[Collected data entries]
########################################
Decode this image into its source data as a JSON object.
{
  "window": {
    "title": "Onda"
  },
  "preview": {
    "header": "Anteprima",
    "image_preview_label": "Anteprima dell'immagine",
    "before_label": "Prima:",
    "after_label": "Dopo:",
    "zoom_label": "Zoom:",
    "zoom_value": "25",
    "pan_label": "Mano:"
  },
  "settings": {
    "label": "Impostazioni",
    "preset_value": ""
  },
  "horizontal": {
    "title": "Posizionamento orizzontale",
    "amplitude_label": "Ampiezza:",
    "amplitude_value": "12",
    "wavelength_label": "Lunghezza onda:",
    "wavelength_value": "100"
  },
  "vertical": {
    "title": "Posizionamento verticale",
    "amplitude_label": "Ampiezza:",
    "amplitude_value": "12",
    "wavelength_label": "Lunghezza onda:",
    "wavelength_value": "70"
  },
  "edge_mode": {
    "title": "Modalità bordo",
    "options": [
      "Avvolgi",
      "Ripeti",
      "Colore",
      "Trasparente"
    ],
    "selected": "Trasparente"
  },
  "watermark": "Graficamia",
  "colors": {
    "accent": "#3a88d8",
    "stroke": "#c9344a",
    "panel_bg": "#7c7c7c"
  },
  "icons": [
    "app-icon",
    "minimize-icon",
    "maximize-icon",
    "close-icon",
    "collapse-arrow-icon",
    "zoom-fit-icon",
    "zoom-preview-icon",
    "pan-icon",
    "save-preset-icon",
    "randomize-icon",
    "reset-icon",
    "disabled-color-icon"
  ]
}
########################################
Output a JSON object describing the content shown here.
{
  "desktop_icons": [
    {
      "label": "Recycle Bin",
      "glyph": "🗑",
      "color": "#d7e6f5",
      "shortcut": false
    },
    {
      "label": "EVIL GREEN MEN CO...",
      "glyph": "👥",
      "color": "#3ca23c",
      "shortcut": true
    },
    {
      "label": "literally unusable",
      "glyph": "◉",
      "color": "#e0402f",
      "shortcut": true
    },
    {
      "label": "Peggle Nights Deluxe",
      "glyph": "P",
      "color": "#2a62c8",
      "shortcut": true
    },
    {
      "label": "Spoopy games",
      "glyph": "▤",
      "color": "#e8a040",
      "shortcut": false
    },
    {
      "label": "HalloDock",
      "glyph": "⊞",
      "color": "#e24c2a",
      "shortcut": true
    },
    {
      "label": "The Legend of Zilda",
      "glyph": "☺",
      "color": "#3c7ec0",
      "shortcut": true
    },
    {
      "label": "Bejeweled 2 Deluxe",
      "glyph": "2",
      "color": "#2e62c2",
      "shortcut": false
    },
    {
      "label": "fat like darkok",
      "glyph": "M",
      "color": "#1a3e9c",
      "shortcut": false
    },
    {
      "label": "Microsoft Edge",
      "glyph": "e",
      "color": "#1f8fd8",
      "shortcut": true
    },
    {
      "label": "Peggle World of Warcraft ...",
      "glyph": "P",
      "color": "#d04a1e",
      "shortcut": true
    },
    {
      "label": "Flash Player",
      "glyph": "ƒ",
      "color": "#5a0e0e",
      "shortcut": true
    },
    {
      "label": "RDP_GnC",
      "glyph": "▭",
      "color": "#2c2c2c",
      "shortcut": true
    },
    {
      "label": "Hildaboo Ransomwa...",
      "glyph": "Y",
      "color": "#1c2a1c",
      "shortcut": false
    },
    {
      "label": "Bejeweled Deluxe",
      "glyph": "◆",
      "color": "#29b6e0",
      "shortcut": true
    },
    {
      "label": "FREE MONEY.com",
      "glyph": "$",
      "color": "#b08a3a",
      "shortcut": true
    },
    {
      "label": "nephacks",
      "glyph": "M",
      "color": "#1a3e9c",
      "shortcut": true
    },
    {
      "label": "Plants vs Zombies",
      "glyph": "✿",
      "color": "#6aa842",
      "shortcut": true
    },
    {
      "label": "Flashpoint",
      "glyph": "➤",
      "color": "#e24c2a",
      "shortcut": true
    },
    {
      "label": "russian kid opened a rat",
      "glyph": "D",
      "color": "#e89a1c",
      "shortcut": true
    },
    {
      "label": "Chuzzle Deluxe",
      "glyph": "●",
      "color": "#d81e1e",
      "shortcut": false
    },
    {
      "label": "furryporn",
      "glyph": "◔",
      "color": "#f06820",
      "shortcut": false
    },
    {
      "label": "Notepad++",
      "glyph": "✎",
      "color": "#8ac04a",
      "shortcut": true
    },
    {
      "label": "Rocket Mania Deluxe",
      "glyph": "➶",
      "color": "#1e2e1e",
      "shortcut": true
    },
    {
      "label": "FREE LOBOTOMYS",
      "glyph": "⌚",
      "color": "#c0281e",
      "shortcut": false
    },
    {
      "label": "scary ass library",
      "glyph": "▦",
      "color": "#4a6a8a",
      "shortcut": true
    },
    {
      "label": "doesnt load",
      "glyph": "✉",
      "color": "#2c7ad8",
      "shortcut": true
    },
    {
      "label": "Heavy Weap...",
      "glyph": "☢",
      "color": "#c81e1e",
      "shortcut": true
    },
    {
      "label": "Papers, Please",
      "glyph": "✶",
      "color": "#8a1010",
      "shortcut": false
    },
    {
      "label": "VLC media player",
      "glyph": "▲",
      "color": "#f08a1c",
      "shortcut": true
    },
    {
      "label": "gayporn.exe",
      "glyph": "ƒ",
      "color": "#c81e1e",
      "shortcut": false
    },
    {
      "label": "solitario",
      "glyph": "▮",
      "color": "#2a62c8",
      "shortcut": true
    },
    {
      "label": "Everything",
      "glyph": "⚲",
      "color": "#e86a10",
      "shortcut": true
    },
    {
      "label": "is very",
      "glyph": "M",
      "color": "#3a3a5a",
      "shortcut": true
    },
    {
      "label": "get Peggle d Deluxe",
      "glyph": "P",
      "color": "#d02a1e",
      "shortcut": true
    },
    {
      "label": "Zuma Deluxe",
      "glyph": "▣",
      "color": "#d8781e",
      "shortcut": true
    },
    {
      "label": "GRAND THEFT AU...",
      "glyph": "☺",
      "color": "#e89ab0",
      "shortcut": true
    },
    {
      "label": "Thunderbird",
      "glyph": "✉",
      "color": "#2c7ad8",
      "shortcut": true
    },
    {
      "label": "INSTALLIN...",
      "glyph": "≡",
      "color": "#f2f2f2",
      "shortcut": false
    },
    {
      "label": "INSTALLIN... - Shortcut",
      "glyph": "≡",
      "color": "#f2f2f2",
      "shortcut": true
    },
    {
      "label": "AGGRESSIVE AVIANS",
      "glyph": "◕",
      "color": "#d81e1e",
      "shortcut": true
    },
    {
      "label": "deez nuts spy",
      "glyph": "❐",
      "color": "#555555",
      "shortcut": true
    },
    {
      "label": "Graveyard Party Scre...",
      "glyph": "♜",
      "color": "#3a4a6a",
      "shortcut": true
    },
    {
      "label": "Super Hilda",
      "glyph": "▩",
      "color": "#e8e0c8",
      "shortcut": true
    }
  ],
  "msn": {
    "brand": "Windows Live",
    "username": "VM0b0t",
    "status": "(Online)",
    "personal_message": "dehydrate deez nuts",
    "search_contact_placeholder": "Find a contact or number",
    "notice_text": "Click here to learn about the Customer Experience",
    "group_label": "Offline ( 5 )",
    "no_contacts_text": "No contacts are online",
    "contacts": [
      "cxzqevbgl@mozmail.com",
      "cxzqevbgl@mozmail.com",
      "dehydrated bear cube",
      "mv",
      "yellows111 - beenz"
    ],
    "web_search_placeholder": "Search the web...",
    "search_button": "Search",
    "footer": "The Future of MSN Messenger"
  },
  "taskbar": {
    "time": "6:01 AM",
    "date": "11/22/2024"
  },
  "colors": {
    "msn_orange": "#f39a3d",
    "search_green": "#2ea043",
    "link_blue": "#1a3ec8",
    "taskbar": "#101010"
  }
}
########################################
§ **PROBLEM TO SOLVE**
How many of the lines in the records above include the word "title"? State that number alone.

§ **RESPONSE**
4